After a 20-minute intermission, the second piece performed was entitled “Agwa,” which was a statement to the importance of water globally and how it is becoming a precious commodity. The men performed the entire second half shirtless, using actual plastic cups as props which heightened the experience of the theme. Samba music played at the start of the piece with two men dancing next to each other – one very tall, and one pretty small. The juxtaposition of the two men was interesting, and the movements varied between physical statures, which was cool to see.
These men jumped, leapt, krumped, flipped, spun on their heads and never once seemed out of breath. It was as much of an acrobatic show at points as a dance show. The company even performed an encore dance that had the audience up on their feet clapping and dancing along. All ages were visible in the audience, which was so nice to see. Dance companies like Compagnie Käfig can truly encourage young people to develop an interest in dance. Seeing an audience of young teens appreciating the arts is always a joy.
There are so many preconceived ideas that one might have involving hip hop and its ability to take center stage where ballet is typically performed. However, Compagnie Käfig did not disappoint and could go against “The Nutcracker” performances as a multi-generational event any day of the week.

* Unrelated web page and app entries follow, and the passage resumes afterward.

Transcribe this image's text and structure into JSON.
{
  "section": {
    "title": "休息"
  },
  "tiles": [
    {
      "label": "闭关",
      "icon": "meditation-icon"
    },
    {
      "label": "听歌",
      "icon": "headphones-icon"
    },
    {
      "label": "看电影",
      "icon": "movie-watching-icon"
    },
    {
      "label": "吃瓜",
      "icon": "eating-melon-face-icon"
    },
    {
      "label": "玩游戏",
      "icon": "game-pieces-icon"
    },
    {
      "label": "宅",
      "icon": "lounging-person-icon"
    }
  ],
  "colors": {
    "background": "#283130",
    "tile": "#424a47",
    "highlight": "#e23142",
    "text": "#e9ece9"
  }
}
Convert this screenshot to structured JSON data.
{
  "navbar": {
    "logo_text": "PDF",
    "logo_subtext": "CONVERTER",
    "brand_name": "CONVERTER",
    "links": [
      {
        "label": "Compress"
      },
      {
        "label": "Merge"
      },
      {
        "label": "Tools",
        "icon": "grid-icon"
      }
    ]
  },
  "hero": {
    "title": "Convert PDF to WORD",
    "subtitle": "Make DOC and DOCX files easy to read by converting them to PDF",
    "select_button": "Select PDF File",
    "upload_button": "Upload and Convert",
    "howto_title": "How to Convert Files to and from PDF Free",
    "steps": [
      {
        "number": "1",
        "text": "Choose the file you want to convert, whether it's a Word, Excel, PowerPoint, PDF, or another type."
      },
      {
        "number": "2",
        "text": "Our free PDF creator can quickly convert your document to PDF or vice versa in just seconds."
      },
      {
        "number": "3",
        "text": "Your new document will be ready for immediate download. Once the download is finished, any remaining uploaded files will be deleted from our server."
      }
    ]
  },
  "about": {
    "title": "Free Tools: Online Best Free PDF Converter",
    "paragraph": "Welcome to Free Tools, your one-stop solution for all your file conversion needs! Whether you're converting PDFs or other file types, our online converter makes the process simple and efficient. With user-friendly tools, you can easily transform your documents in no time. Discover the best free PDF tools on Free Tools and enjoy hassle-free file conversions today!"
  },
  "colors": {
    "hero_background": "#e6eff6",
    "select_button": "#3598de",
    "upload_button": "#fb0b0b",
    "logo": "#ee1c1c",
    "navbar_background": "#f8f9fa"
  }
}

This was such an exciting performance to bring to the Dorothy Chandler Pavilion, which was so well received that the hope is they continue to incorporate programs like this annually.